══ Entries shown

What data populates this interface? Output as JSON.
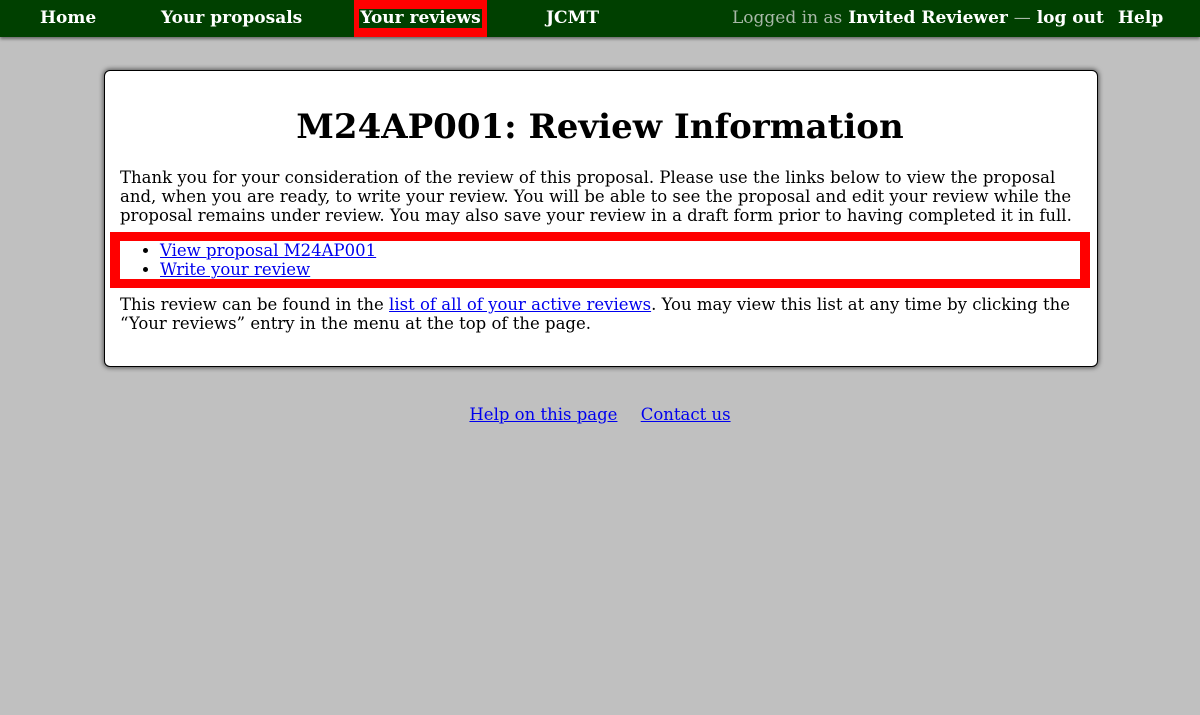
{
  "nav": {
    "home": "Home",
    "proposals": "Your proposals",
    "reviews": "Your reviews",
    "jcmt": "JCMT",
    "logged_in_as": "Logged in as",
    "user": "Invited Reviewer",
    "dash": "—",
    "logout": "log out",
    "help": "Help"
  },
  "main": {
    "title": "M24AP001: Review Information",
    "intro": "Thank you for your consideration of the review of this proposal. Please use the links below to view the proposal and, when you are ready, to write your review. You will be able to see the proposal and edit your review while the proposal remains under review. You may also save your review in a draft form prior to having completed it in full.",
    "links": [
      {
        "label": "View proposal M24AP001"
      },
      {
        "label": "Write your review"
      }
    ],
    "found_prefix": "This review can be found in the ",
    "found_link": "list of all of your active reviews",
    "found_suffix": ". You may view this list at any time by clicking the “Your reviews” entry in the menu at the top of the page."
  },
  "footer": {
    "help": "Help on this page",
    "contact": "Contact us"
  },
  "colors": {
    "nav_bg": "#004000",
    "highlight": "#ff0000",
    "page_bg": "#c0c0c0",
    "link": "#0000ee"
  }
}
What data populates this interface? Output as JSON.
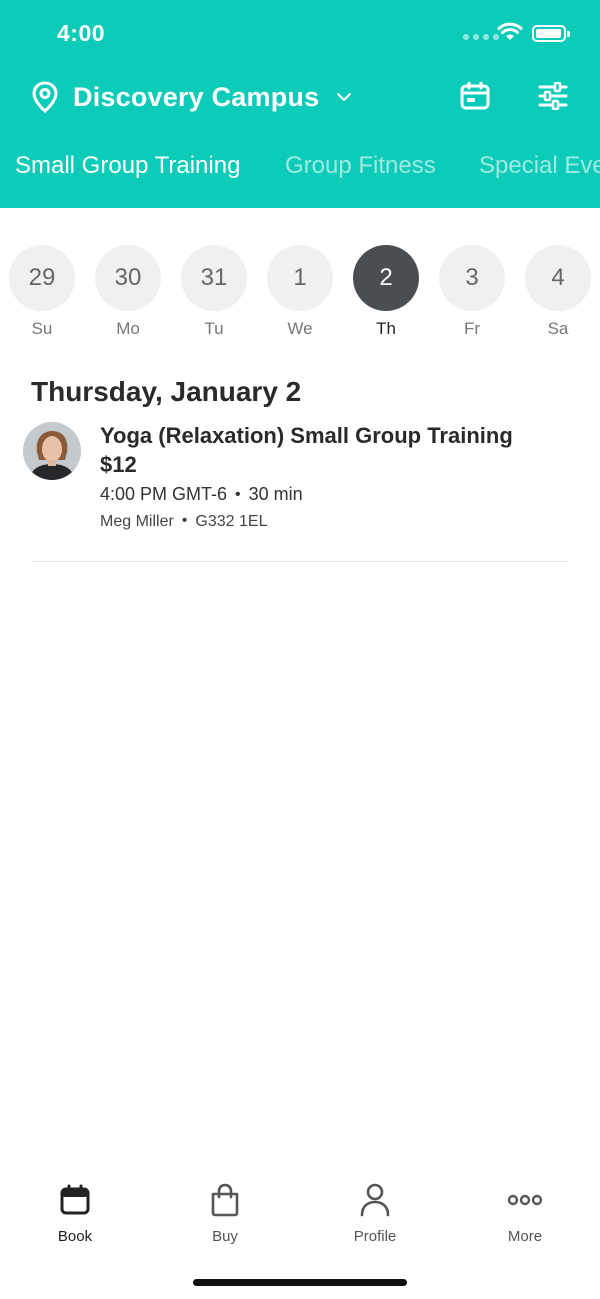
{
  "status_bar": {
    "time": "4:00"
  },
  "header": {
    "location": "Discovery Campus",
    "icons": {
      "location": "location-pin-icon",
      "dropdown": "chevron-down-icon",
      "calendar": "calendar-icon",
      "filter": "sliders-icon"
    },
    "accent_color": "#0ccbb8"
  },
  "tabs": [
    {
      "label": "Small Group Training",
      "active": true
    },
    {
      "label": "Group Fitness",
      "active": false
    },
    {
      "label": "Special Eve",
      "active": false
    }
  ],
  "days": [
    {
      "number": "29",
      "label": "Su",
      "selected": false
    },
    {
      "number": "30",
      "label": "Mo",
      "selected": false
    },
    {
      "number": "31",
      "label": "Tu",
      "selected": false
    },
    {
      "number": "1",
      "label": "We",
      "selected": false
    },
    {
      "number": "2",
      "label": "Th",
      "selected": true
    },
    {
      "number": "3",
      "label": "Fr",
      "selected": false
    },
    {
      "number": "4",
      "label": "Sa",
      "selected": false
    }
  ],
  "schedule": {
    "date_heading": "Thursday, January 2",
    "classes": [
      {
        "title": "Yoga (Relaxation) Small Group Training",
        "price": "$12",
        "time": "4:00 PM GMT-6",
        "duration": "30 min",
        "instructor": "Meg Miller",
        "room": "G332 1EL"
      }
    ]
  },
  "tab_bar": [
    {
      "label": "Book",
      "icon": "calendar-icon",
      "active": true
    },
    {
      "label": "Buy",
      "icon": "shopping-bag-icon",
      "active": false
    },
    {
      "label": "Profile",
      "icon": "person-icon",
      "active": false
    },
    {
      "label": "More",
      "icon": "more-dots-icon",
      "active": false
    }
  ]
}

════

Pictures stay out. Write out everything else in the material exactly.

→ **Finished exercise**
What data populates this interface? Output as JSON.
{
  "nav": {
    "home": "Home",
    "proposals": "Your proposals",
    "reviews": "Your reviews",
    "jcmt": "JCMT",
    "logged_in_as": "Logged in as",
    "user": "Invited Reviewer",
    "dash": "—",
    "logout": "log out",
    "help": "Help"
  },
  "main": {
    "title": "M24AP001: Review Information",
    "intro": "Thank you for your consideration of the review of this proposal. Please use the links below to view the proposal and, when you are ready, to write your review. You will be able to see the proposal and edit your review while the proposal remains under review. You may also save your review in a draft form prior to having completed it in full.",
    "links": [
      {
        "label": "View proposal M24AP001"
      },
      {
        "label": "Write your review"
      }
    ],
    "found_prefix": "This review can be found in the ",
    "found_link": "list of all of your active reviews",
    "found_suffix": ". You may view this list at any time by clicking the “Your reviews” entry in the menu at the top of the page."
  },
  "footer": {
    "help": "Help on this page",
    "contact": "Contact us"
  },
  "colors": {
    "nav_bg": "#004000",
    "highlight": "#ff0000",
    "page_bg": "#c0c0c0",
    "link": "#0000ee"
  }
}
What data populates this interface? Output as JSON.
{
  "status_bar": {
    "time": "4:00"
  },
  "header": {
    "location": "Discovery Campus",
    "icons": {
      "location": "location-pin-icon",
      "dropdown": "chevron-down-icon",
      "calendar": "calendar-icon",
      "filter": "sliders-icon"
    },
    "accent_color": "#0ccbb8"
  },
  "tabs": [
    {
      "label": "Small Group Training",
      "active": true
    },
    {
      "label": "Group Fitness",
      "active": false
    },
    {
      "label": "Special Eve",
      "active": false
    }
  ],
  "days": [
    {
      "number": "29",
      "label": "Su",
      "selected": false
    },
    {
      "number": "30",
      "label": "Mo",
      "selected": false
    },
    {
      "number": "31",
      "label": "Tu",
      "selected": false
    },
    {
      "number": "1",
      "label": "We",
      "selected": false
    },
    {
      "number": "2",
      "label": "Th",
      "selected": true
    },
    {
      "number": "3",
      "label": "Fr",
      "selected": false
    },
    {
      "number": "4",
      "label": "Sa",
      "selected": false
    }
  ],
  "schedule": {
    "date_heading": "Thursday, January 2",
    "classes": [
      {
        "title": "Yoga (Relaxation) Small Group Training",
        "price": "$12",
        "time": "4:00 PM GMT-6",
        "duration": "30 min",
        "instructor": "Meg Miller",
        "room": "G332 1EL"
      }
    ]
  },
  "tab_bar": [
    {
      "label": "Book",
      "icon": "calendar-icon",
      "active": true
    },
    {
      "label": "Buy",
      "icon": "shopping-bag-icon",
      "active": false
    },
    {
      "label": "Profile",
      "icon": "person-icon",
      "active": false
    },
    {
      "label": "More",
      "icon": "more-dots-icon",
      "active": false
    }
  ]
}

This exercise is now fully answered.